*** Opening Material for this task ***
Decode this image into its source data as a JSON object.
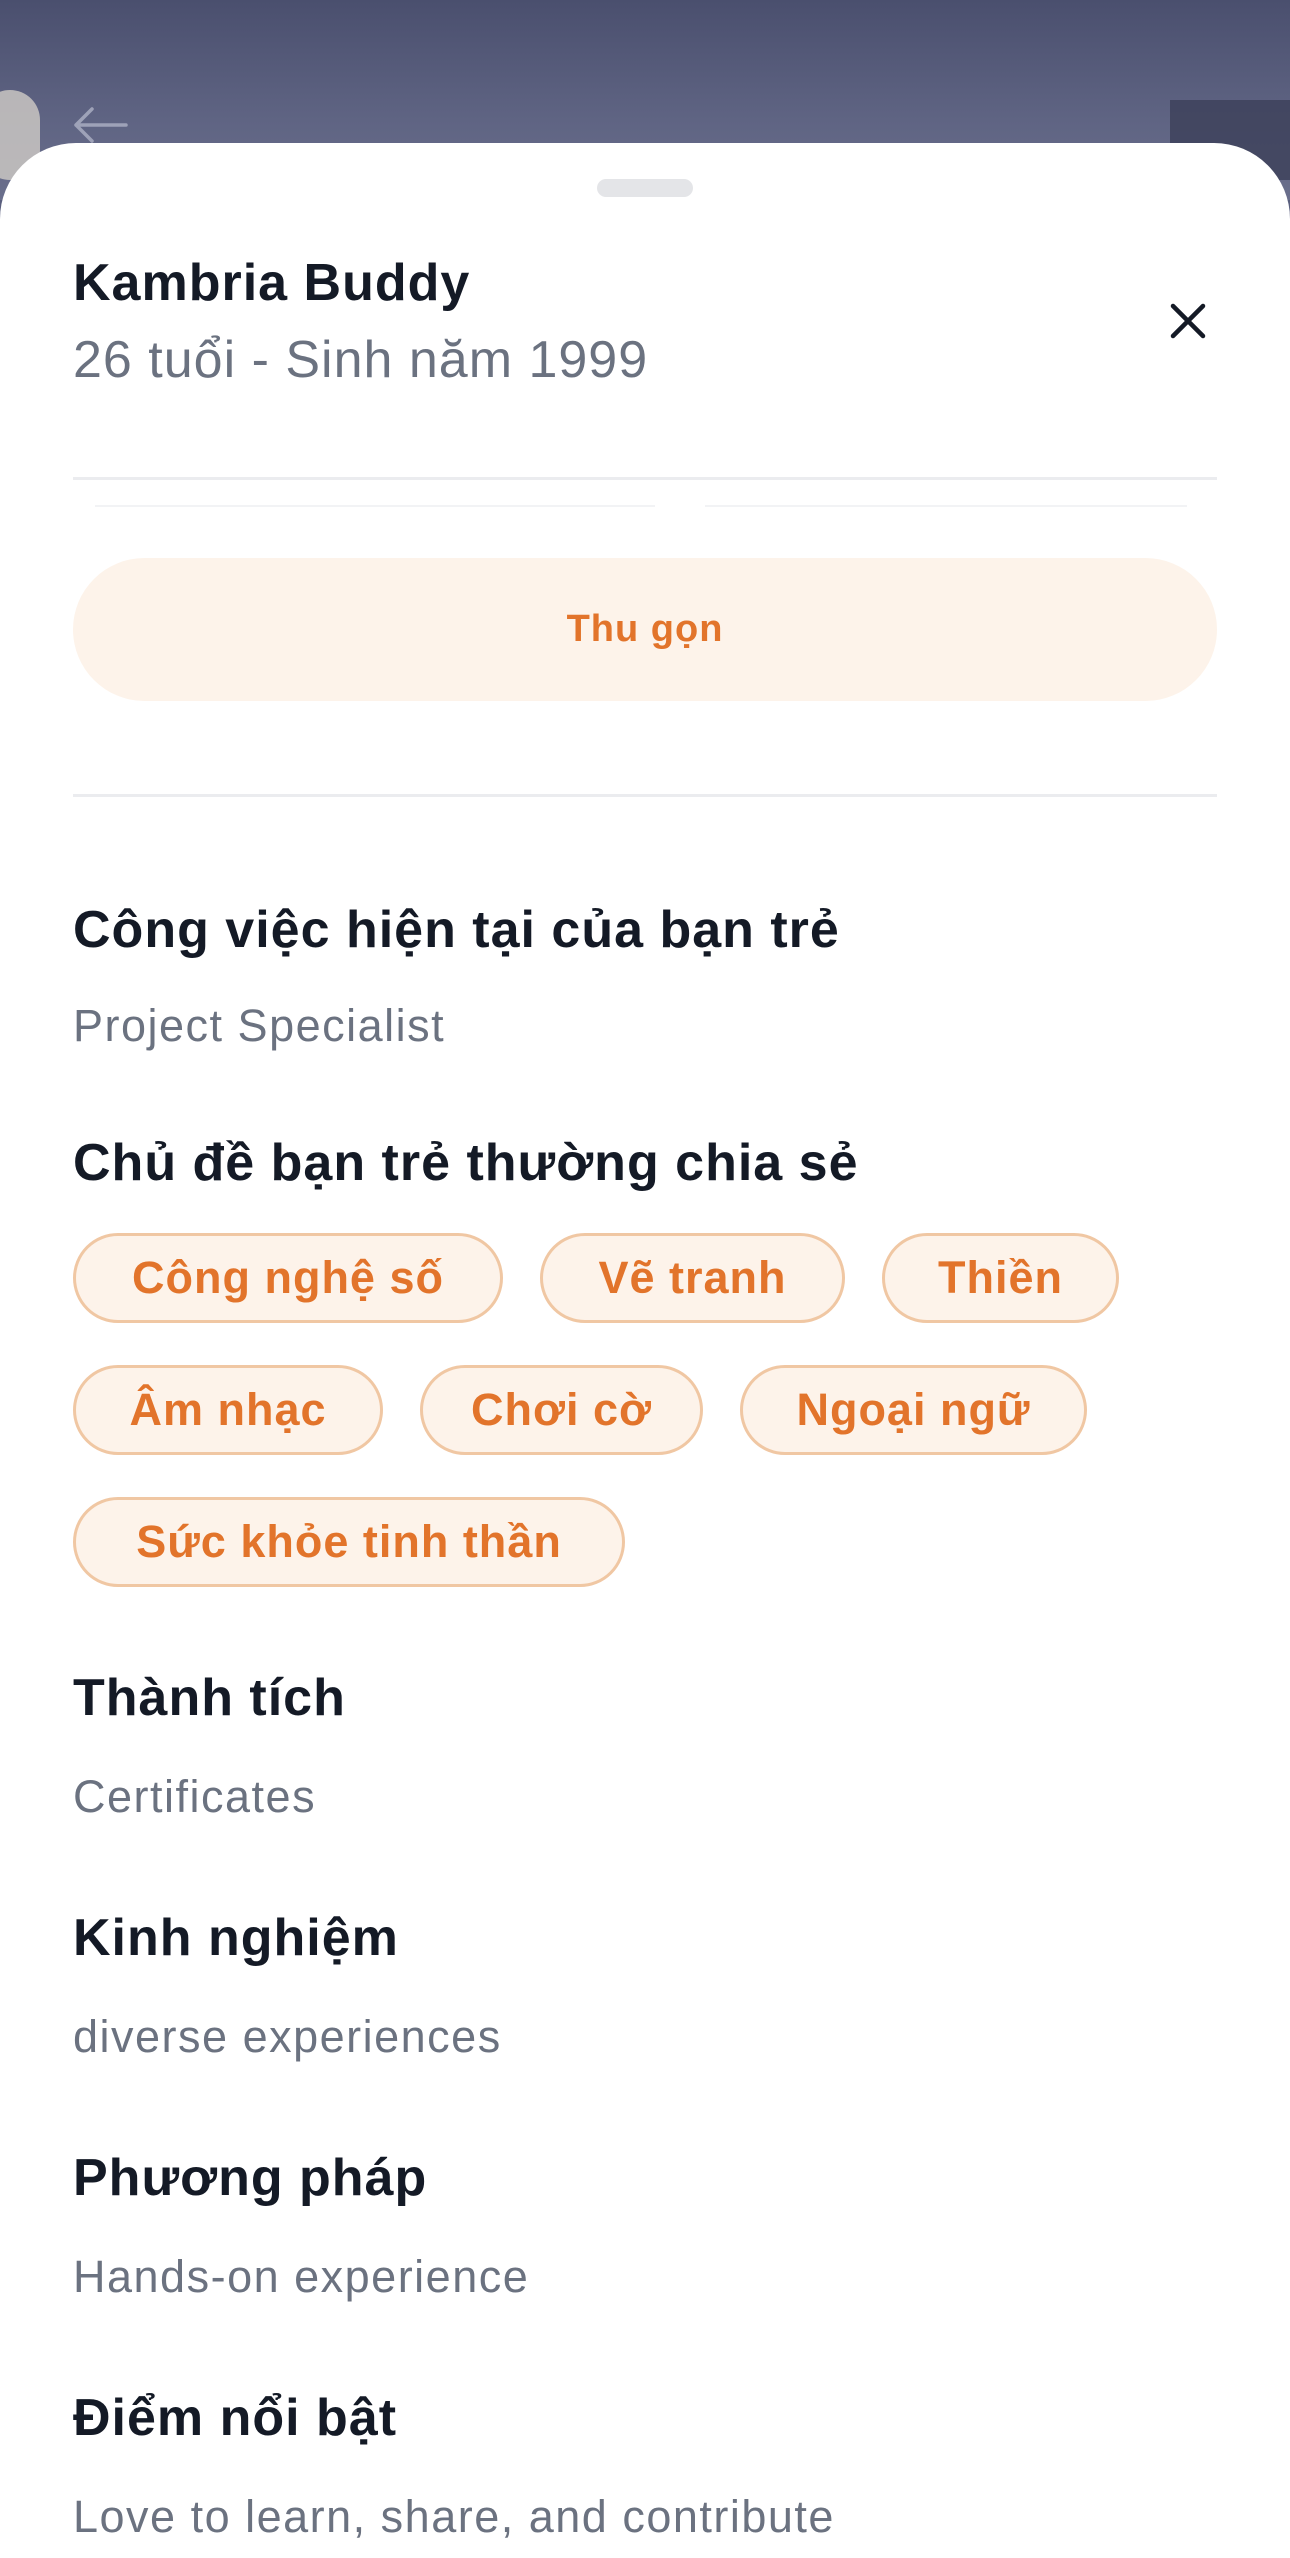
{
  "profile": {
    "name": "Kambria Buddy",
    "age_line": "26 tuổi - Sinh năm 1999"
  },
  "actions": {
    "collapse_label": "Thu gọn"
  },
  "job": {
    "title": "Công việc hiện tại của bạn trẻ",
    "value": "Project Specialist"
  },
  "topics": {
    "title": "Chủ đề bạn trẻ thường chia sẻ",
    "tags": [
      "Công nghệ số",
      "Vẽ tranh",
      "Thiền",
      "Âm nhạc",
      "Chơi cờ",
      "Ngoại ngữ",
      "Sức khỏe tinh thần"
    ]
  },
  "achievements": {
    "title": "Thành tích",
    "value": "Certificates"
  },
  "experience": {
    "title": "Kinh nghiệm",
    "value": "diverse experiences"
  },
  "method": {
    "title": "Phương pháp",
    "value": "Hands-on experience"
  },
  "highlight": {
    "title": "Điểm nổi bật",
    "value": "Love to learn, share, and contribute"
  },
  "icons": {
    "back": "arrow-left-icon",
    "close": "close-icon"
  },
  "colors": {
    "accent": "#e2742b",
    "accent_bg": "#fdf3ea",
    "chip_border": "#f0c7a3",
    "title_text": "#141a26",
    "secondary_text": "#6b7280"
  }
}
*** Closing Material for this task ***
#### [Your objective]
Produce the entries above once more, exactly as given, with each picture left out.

#### [Task solution]
Decode this image into its source data as a JSON object.
{
  "profile": {
    "name": "Kambria Buddy",
    "age_line": "26 tuổi - Sinh năm 1999"
  },
  "actions": {
    "collapse_label": "Thu gọn"
  },
  "job": {
    "title": "Công việc hiện tại của bạn trẻ",
    "value": "Project Specialist"
  },
  "topics": {
    "title": "Chủ đề bạn trẻ thường chia sẻ",
    "tags": [
      "Công nghệ số",
      "Vẽ tranh",
      "Thiền",
      "Âm nhạc",
      "Chơi cờ",
      "Ngoại ngữ",
      "Sức khỏe tinh thần"
    ]
  },
  "achievements": {
    "title": "Thành tích",
    "value": "Certificates"
  },
  "experience": {
    "title": "Kinh nghiệm",
    "value": "diverse experiences"
  },
  "method": {
    "title": "Phương pháp",
    "value": "Hands-on experience"
  },
  "highlight": {
    "title": "Điểm nổi bật",
    "value": "Love to learn, share, and contribute"
  },
  "icons": {
    "back": "arrow-left-icon",
    "close": "close-icon"
  },
  "colors": {
    "accent": "#e2742b",
    "accent_bg": "#fdf3ea",
    "chip_border": "#f0c7a3",
    "title_text": "#141a26",
    "secondary_text": "#6b7280"
  }
}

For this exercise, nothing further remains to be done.